Teach by example
" 'Do as I say, not as I do' seems to be the philosophy of many parents when it comes to teaching their children safe driving behaviors," said Bill Windsor, Nationwide associate vice president of safety. "Parents can help their children learn safe driving skills by putting safety into practice whenever the ignition is turned on. They also need to discuss with their children what it means to be a smart driver well before it's time to take the permit test."
Key findings from the study:
• While nearly half of parents report that they typically drive at or below the speed limit, 80 percent of children observe that their parents drive over the speed limit.
• More than half of children have observed their parents multitasking behind the wheel, not keeping both hands on the steering wheel, and/or arguing and yelling at other drivers.
• One-third of kids surveyed have been scared by a parent's driving and 53 percent of parents have been scared when riding with their teen driving.
• More than half of children have not told their parents how they feel about their driving.
• 27 percent of teens with their driver's license have never had formal instruction and have learned from watching their parents and other people drive.
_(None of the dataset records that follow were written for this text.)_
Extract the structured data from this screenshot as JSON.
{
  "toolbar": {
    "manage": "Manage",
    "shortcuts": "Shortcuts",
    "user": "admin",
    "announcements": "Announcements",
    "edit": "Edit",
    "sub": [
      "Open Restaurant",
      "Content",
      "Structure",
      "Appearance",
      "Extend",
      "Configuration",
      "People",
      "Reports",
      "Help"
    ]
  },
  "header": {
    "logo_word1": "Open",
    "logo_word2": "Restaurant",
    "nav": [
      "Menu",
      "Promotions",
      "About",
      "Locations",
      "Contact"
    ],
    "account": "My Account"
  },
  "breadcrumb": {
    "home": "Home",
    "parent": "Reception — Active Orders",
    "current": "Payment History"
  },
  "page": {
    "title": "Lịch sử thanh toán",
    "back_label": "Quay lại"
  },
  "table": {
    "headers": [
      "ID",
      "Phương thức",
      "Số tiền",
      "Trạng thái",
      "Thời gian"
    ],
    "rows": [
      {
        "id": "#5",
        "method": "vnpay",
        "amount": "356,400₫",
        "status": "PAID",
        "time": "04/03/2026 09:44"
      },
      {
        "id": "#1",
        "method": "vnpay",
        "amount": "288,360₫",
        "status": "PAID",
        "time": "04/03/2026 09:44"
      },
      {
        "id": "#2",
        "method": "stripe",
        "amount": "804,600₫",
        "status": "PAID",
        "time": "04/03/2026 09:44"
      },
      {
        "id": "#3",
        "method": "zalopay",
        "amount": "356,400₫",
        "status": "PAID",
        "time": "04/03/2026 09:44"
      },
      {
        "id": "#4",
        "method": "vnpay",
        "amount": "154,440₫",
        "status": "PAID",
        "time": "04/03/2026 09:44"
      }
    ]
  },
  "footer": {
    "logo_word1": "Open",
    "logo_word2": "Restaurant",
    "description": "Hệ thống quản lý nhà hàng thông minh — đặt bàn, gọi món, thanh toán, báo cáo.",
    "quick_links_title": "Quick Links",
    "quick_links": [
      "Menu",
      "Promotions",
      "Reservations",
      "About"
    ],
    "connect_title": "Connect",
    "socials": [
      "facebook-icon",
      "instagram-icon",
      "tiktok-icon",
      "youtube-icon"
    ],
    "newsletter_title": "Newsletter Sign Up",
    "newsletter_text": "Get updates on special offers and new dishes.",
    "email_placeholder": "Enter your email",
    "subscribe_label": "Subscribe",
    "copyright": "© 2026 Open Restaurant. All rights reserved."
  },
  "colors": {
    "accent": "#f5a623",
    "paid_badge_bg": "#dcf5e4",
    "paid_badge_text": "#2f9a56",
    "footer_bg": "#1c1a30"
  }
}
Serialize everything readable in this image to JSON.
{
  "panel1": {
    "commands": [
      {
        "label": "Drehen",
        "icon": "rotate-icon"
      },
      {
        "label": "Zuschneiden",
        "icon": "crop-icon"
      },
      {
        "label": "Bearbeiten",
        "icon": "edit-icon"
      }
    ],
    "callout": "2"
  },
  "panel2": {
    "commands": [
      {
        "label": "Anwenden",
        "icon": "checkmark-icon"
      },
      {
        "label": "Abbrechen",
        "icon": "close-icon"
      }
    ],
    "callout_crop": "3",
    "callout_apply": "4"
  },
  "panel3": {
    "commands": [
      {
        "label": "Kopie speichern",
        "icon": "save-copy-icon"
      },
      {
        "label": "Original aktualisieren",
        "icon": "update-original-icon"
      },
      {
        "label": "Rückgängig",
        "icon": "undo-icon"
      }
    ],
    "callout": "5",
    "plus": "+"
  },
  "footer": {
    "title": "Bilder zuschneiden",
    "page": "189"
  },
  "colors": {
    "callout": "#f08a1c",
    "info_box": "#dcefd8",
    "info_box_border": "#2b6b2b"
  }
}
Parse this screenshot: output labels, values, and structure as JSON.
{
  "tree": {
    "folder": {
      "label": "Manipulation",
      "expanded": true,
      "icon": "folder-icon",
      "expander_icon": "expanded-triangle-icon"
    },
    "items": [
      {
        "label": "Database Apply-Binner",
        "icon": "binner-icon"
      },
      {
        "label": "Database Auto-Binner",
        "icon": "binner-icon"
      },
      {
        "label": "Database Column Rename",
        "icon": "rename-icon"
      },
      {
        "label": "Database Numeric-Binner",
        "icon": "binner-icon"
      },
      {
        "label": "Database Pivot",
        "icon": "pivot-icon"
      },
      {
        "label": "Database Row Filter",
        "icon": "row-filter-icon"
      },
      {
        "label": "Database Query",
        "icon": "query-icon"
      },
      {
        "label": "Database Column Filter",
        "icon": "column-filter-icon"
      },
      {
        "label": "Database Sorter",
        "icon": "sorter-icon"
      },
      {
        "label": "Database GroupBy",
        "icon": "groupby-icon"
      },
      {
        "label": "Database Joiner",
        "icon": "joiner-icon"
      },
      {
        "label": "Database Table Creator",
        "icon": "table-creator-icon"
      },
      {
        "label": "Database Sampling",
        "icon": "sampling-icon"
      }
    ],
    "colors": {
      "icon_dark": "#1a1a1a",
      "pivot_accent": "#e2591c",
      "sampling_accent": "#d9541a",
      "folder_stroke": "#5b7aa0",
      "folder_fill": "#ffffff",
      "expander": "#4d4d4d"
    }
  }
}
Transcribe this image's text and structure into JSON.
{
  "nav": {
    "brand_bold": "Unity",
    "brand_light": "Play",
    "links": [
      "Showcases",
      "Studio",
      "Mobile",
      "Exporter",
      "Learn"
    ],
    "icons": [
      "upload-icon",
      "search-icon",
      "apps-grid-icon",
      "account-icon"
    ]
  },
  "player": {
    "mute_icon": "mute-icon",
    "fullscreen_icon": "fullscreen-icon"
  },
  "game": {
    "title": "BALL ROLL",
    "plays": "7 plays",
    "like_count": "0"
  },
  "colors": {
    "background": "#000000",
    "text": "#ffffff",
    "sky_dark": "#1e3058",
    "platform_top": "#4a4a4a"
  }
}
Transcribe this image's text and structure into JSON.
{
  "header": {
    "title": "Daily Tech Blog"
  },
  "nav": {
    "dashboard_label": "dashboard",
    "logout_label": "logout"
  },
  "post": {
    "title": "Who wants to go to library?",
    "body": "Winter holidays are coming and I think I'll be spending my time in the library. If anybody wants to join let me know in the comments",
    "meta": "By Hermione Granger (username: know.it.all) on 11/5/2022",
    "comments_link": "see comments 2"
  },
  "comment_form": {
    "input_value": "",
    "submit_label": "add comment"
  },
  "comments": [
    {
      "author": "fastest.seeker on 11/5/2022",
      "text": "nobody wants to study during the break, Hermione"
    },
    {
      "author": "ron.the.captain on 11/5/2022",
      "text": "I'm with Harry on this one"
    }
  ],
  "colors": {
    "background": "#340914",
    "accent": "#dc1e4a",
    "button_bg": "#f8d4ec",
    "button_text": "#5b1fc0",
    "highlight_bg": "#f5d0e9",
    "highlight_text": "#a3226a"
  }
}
For more information about teen driving and how parents and children can discuss safe driving, please visit www.HaveTheTalk America.com.